(Records for the exercise Opens)

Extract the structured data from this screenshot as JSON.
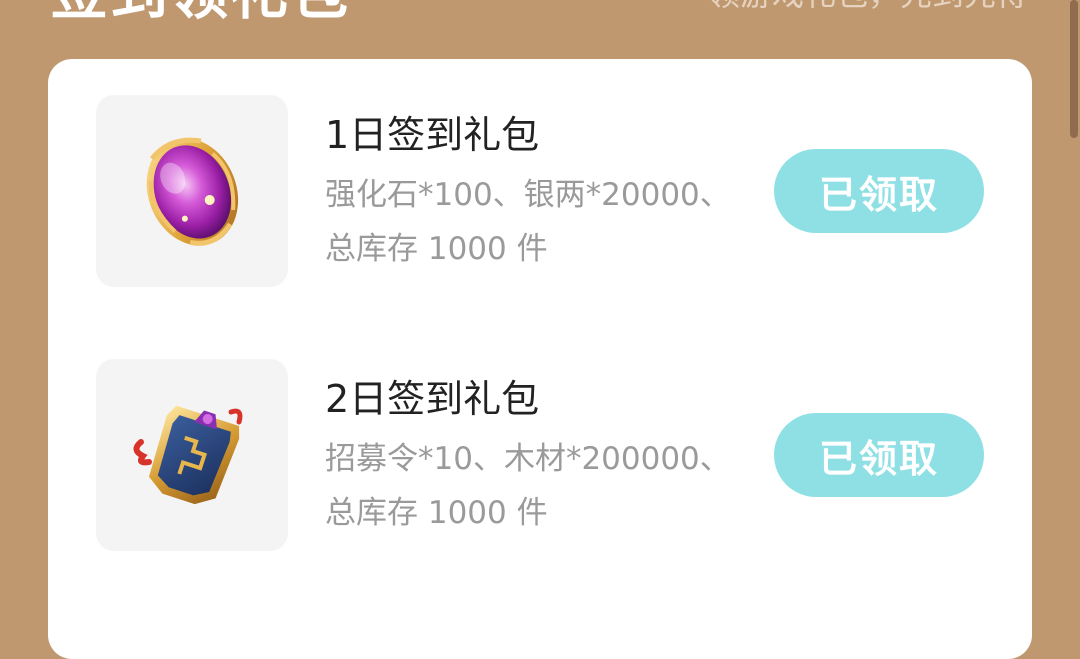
{
  "header": {
    "title": "签到领礼包",
    "subtitle": "领游戏礼包，先到先得"
  },
  "gifts": [
    {
      "name": "1日签到礼包",
      "contents": "强化石*100、银两*20000、",
      "stock": "总库存 1000 件",
      "button_label": "已领取",
      "icon": "purple-gem-icon"
    },
    {
      "name": "2日签到礼包",
      "contents": "招募令*10、木材*200000、",
      "stock": "总库存 1000 件",
      "button_label": "已领取",
      "icon": "recruit-token-icon"
    }
  ],
  "colors": {
    "background": "#bf9870",
    "card": "#ffffff",
    "button": "#8ee0e4",
    "thumb_background": "#f4f4f4",
    "muted_text": "#9a9a9a"
  }
}
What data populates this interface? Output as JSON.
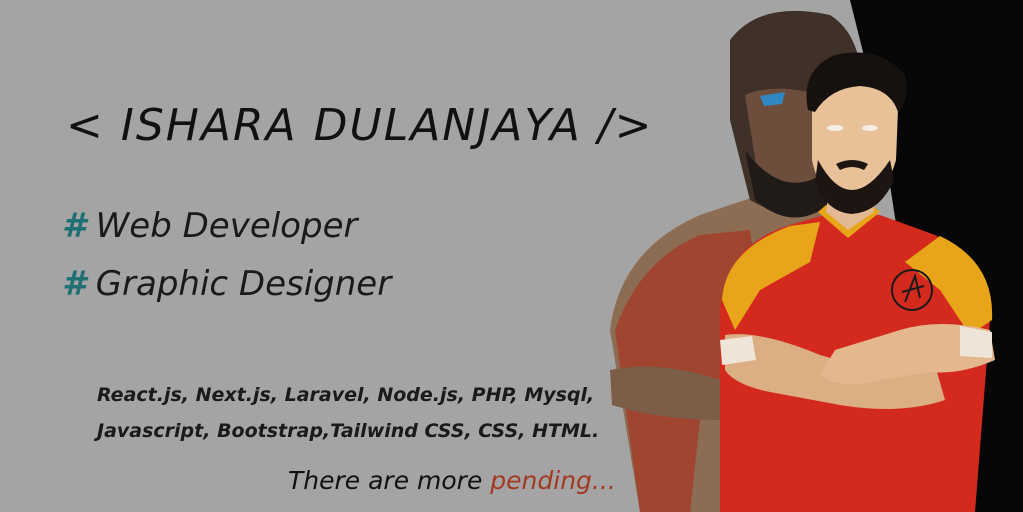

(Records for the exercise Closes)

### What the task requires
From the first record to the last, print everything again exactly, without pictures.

### Response area
Extract the structured data from this screenshot as JSON.
{
  "header": {
    "title": "签到领礼包",
    "subtitle": "领游戏礼包，先到先得"
  },
  "gifts": [
    {
      "name": "1日签到礼包",
      "contents": "强化石*100、银两*20000、",
      "stock": "总库存 1000 件",
      "button_label": "已领取",
      "icon": "purple-gem-icon"
    },
    {
      "name": "2日签到礼包",
      "contents": "招募令*10、木材*200000、",
      "stock": "总库存 1000 件",
      "button_label": "已领取",
      "icon": "recruit-token-icon"
    }
  ],
  "colors": {
    "background": "#bf9870",
    "card": "#ffffff",
    "button": "#8ee0e4",
    "thumb_background": "#f4f4f4",
    "muted_text": "#9a9a9a"
  }
}
What data populates this interface? Output as JSON.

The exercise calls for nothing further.